  • Quarters or deboned meat may leave the site, but gut piles and spine should remain at the kill site.

Frequently asked questions

Q: Do I have to submit samples for CWD testing if I harvest an animal?

A: Yes. All hunters in Units 14 or 15 must submit either a sample or submit a head to have it sampled for CWD. 

Q: Can I bring the entire animal out of the field with me?

A: Only if it’s not leaving Unit 14 or 15.  Hunters who live in Unit 14 or 15, or who are taking the animal directly to a taxidermist in Unit 14 or 15, may bring the entire carcass out of the field. The spinal column may not leave Unit 14 or 15. 

Q: What about the head? Can I take that out of the field?

A: Under two circumstances, hunters can take the head out of the field. The head may come out if it will not be leaving Unit 14 or 15. The head may also come out if it is headed to a sampling site, either at a Fish and Game office , or a drop off site, such as a freezer or head barrel.

Q: After Fish and Game has sampled the animal’s head, can I keep the head?

A: No. If you bring the head out for sampling, the skull and brain matter will all be retained by Fish and Game and properly disposed of in a CWD approved dumpster. You may keep the antlers, or a cleaned and dried skull or skull cap. If you are at a Fish and Game office, the staff will help with skull capping and cleaning. 

Q: I dont have my CWD results back, what do I do with the bones and scraps from quarters from the animal I harvested in Unit 14 or 15?

A: If hunters leave the field with quarters, they should double-bag all bones and nonedible portions of the animal and dispose of them in a landfill when finished processing the meat.

Q: Can a hunter collect their own CWD samples?

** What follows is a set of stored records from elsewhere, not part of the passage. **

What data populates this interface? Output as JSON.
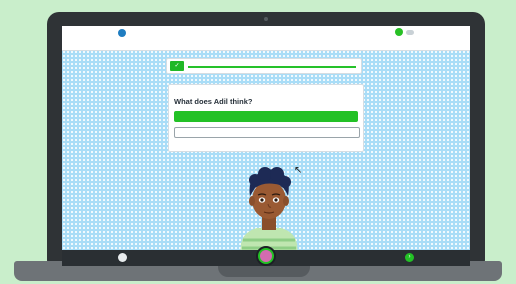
{
  "header": {
    "logo_text": "",
    "right_text": "",
    "back_link": ""
  },
  "progress": {
    "title": "",
    "subtitle": "",
    "value": 1.0
  },
  "question": {
    "title": "What does Adil think?",
    "options": [
      {
        "label": ""
      },
      {
        "label": ""
      }
    ]
  },
  "bottom_bar": {
    "left_label": "",
    "right_label": ""
  },
  "colors": {
    "accent_green": "#23c126",
    "brand_blue": "#1f7dc1",
    "background_blue": "#a9ddf7",
    "laptop_frame": "#2f3336"
  }
}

A: Yes. Wear disposable gloves, and soak all knives used to collect samples in a 50% bleach solution for at least 10 minutes. Samples should be returned to a regional office, check station, or drop-off location as soon as possible of no later than 10 days from harvest.

Q: What happens if my harvested animal tests positive for CWD?

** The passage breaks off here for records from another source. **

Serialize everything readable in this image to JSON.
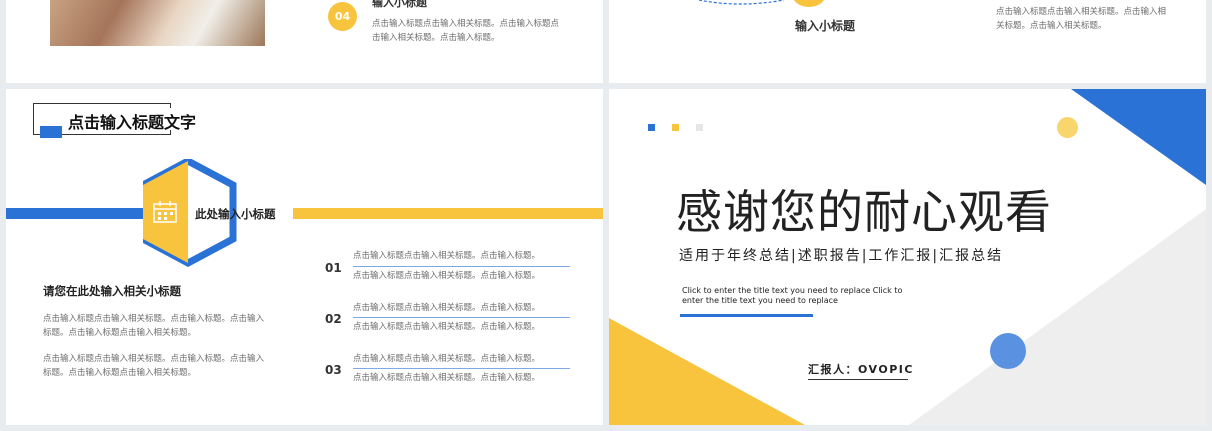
{
  "top_left": {
    "number": "04",
    "subtitle": "输入小标题",
    "text_line1": "点击输入标题点击输入相关标题。点击输入标题点",
    "text_line2": "击输入相关标题。点击输入标题。"
  },
  "top_right": {
    "subtitle": "输入小标题",
    "text_line1": "点击输入标题点击输入相关标题。点击输入相",
    "text_line2": "关标题。点击输入相关标题。"
  },
  "bottom_left": {
    "title": "点击输入标题文字",
    "hex_label": "此处输入小标题",
    "sub_heading": "请您在此处输入相关小标题",
    "para1_line1": "点击输入标题点击输入相关标题。点击输入标题。点击输入",
    "para1_line2": "标题。点击输入标题点击输入相关标题。",
    "para2_line1": "点击输入标题点击输入相关标题。点击输入标题。点击输入",
    "para2_line2": "标题。点击输入标题点击输入相关标题。",
    "items": [
      {
        "num": "01",
        "line1": "点击输入标题点击输入相关标题。点击输入标题。",
        "line2": "点击输入标题点击输入相关标题。点击输入标题。"
      },
      {
        "num": "02",
        "line1": "点击输入标题点击输入相关标题。点击输入标题。",
        "line2": "点击输入标题点击输入相关标题。点击输入标题。"
      },
      {
        "num": "03",
        "line1": "点击输入标题点击输入相关标题。点击输入标题。",
        "line2": "点击输入标题点击输入相关标题。点击输入标题。"
      }
    ]
  },
  "bottom_right": {
    "main_title": "感谢您的耐心观看",
    "subtitle": "适用于年终总结|述职报告|工作汇报|汇报总结",
    "english_line1": "Click to enter the title text you need to replace Click to",
    "english_line2": "enter the title text you need to replace",
    "reporter": "汇报人：OVOPIC"
  },
  "colors": {
    "blue": "#2a72d5",
    "yellow": "#f8c43e",
    "light_blue_circle": "#5a91e0",
    "light_yellow_circle": "#f9d56e",
    "gray_band": "#eeeeee"
  }
}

A: Fish and Game will contact the hunter to verify the location of harvest and provide instructions on how to dispose of the meat if they wish to do so.

Q: If my harvested animal tests positive for CWD, can I eat the meat?

Fish and Game relies on recommendations from the federal Centers for Disease Control (CDC), which states that there is currently no evidence that CWD in deer and elk is transmitted to humans. However, as a precaution, CDC recommends that people do not eat meat taken from an animal that tests positive for CWD.

Q: If my sample tests positive, will Fish and Game issue me a new tag?

A: The department will not routinely issue replacement tags or refunds for harvested animals testing positive for CWD.

Q: I live in Unit 14 or 15 and have lots of wildlife, can I still feed them?

A: No, feeding of deer, elk, moose, etc. in a CWD Management zone is not allowed. Winter feeding unnaturally concentrates wildlife, increasing the risk of spreading disease. 

Q: If I am a hunter in other units in Idaho, do I have to submit samples for CWD testing?

A: No. However, Fish and Game staff is monitoring for CWD throughout the state and appreciates any samples hunters provide, especially from animals harvested in adjacent units to Units 14 or 15. 

For more information about CWD management in Idaho, go to